Light is a wave and it generally vibrates. Or it might squirm in every direction it goes. A polarizing filter is a gadget that permits light to pass. But only when it is squirming a specific way. We make light that vibrates simply all over the place. Or might vibrate side to side by causing it to experience a polarizing filter. These filters resemble bars that only let through the light. That light which moves in a similar direction as the slots.
How does a polarizing filter work?
A polarizing filter is presumably the most helpful filter. One that you can use with your camera. It removes polarized light from the picture. It accordingly diminishes reflections and glare. While simultaneously it expands saturation particularly that of a blue sky. A round polarizing filter works by pivoting an external ring. It changes the amount of polarization that is being filtered. This impact is hard to imitate on the PC.
On the off chance that the light being reflected or dispersed. It goes just a single way—the polarized one—it will cause glaring. It will also remove the shading intensity of the reflected surface. Along these lines, using a unique filter can drop this polarized light. Also, the shading intensity will be reestablished.
What size polarizing filter do I need?
The filter needs to fit the width of your camera’s focal lens. So in this way check your camera’s focal lens first. The measurement is demonstrated in millimeters Ex: 16mm, 35mm, 50mm, 55mm, and so forth. In principle, one polarizing filter of the right size should fit all. I state “in principle” on the grounds that there is a strategy. One which abstains from purchasing a polarizing filter for every focal lens you have. It can be over the top expensive if you have 4 or 5 lenses.
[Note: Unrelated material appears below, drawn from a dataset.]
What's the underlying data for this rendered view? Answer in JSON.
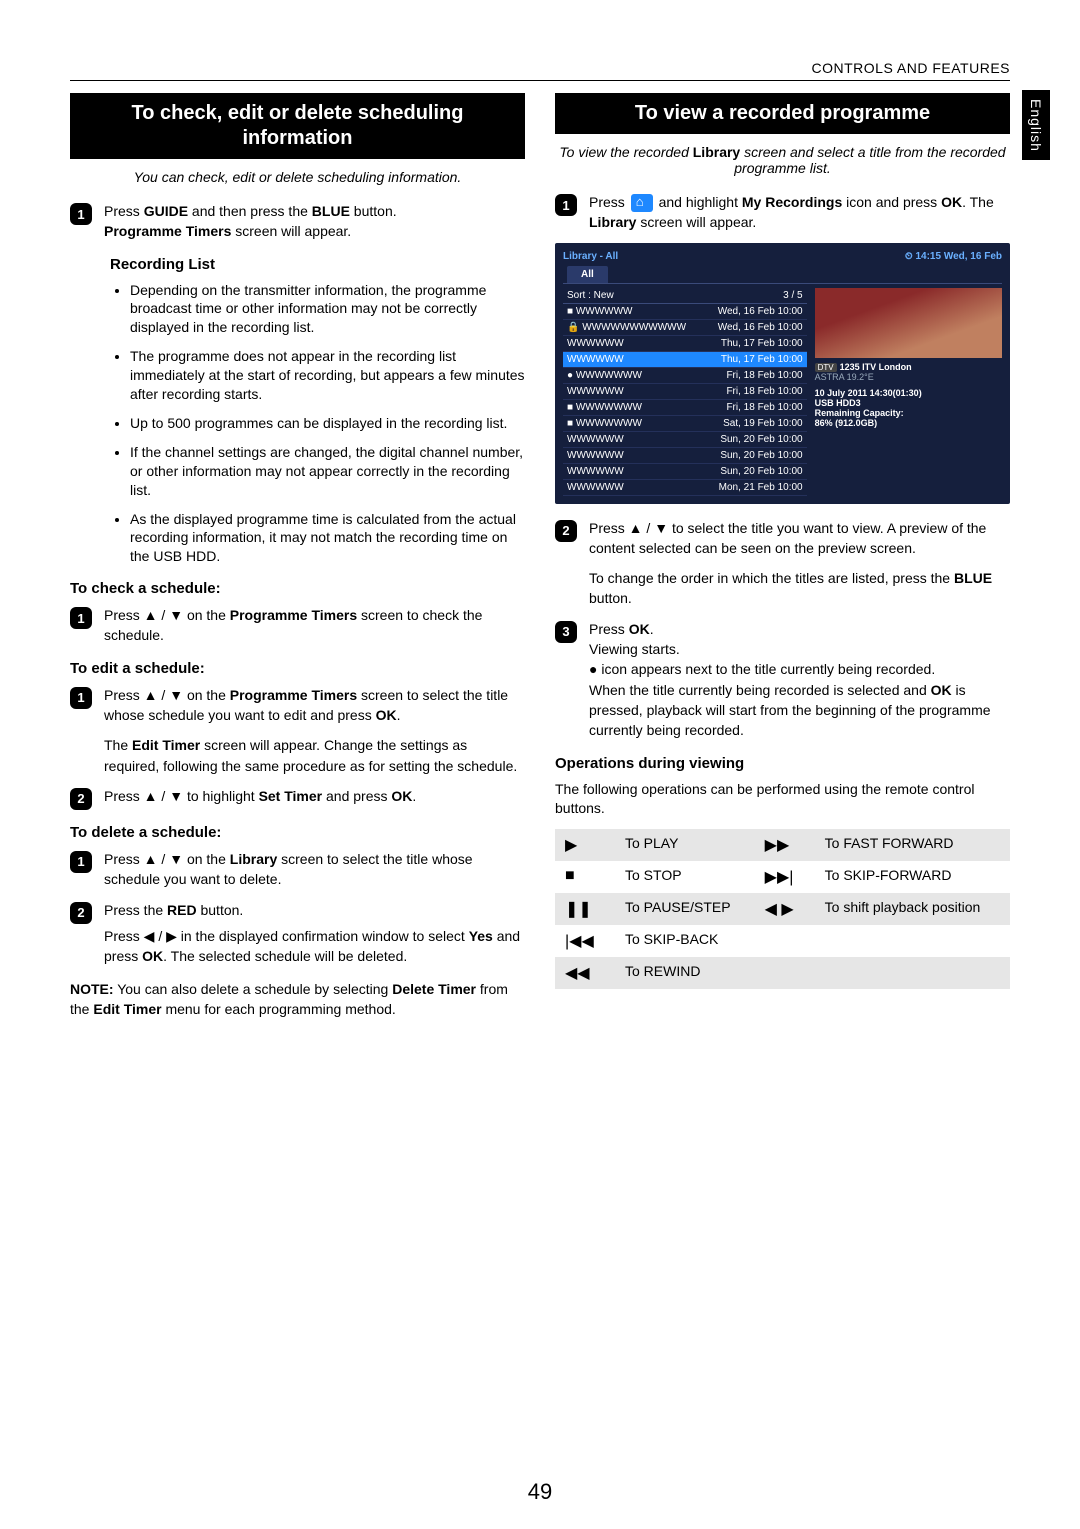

Pick a polarizing filter that fits the biggest of your focal lenses. Afterward purchase an adapter ring, which lessens the breadth. In this manner, it will permit you to use your polarizing filter on small lenses.
The typical filter is basically a thicker filter than the Slim. So as to tackle this issue, you should decide the focal length. The focal length of the camera you use the most.
Why use a polarizing filter?
Pop on a couple of sunglasses and see how are your eyes less stressed. Not only this but things will simply look better too. The explanation behind this is likely the polarization impact. Hues may show up more immersed. Brilliant blue skies can take on a more profound shade. Let’s not forget about some troublesome reflections which will simply disappear. These can benefit certain photos. That’s exactly why we use a polarizing filter. It helps to reduce the reflections.
What does a polarizing filter do?
A polarizing filter helps with diminishing reflections and glare. It does by filtering the light that has gotten polarized because of reflection. It can be from a non-metallic surface. Essentially, this implies it removes specific kinds of light. In a manner that can profit your imagery. All the more explicitly, it will decrease glare and reflections, including certain haze.
Which Hoya polarizer filter is best?
The Hoya PRO1 Digital Circular PL polarizer is an incredible option for photographers. For those who are searching for something less expensive yet with extraordinary quality. This filter is Digital Multi-Coated (DMC). It will help remove focal lens flare and ghosting brought about by reflections. It makes it a powerful option for shooting waterways. It likewise includes a Low Profile Frame (LPF). That comprises of a super flimsy filter outline. That will assist you with abstaining from vignetting on wide-angle lenses. Helpfully, this filter can likewise hold a lens top as well.
The PRO1 filter is observably acceptable quality. It has a lightweight form and a dark outline. The dark-rimmed glass likewise removes the opportunity of light reflecting off the edge.
What polarizing filter should I use?
Observe the width of your focal lens before purchasing a filter. As there is a huge variety of lens sizes. There is a variety of brands and characteristics of filters available everywhere. Remember that polarizers are not modest filters. When contrasted with UV filters, they get more costly. The greater the lens diameter you have, the more expensive it will be. So, it basically depends on your camera’s lens and your budget.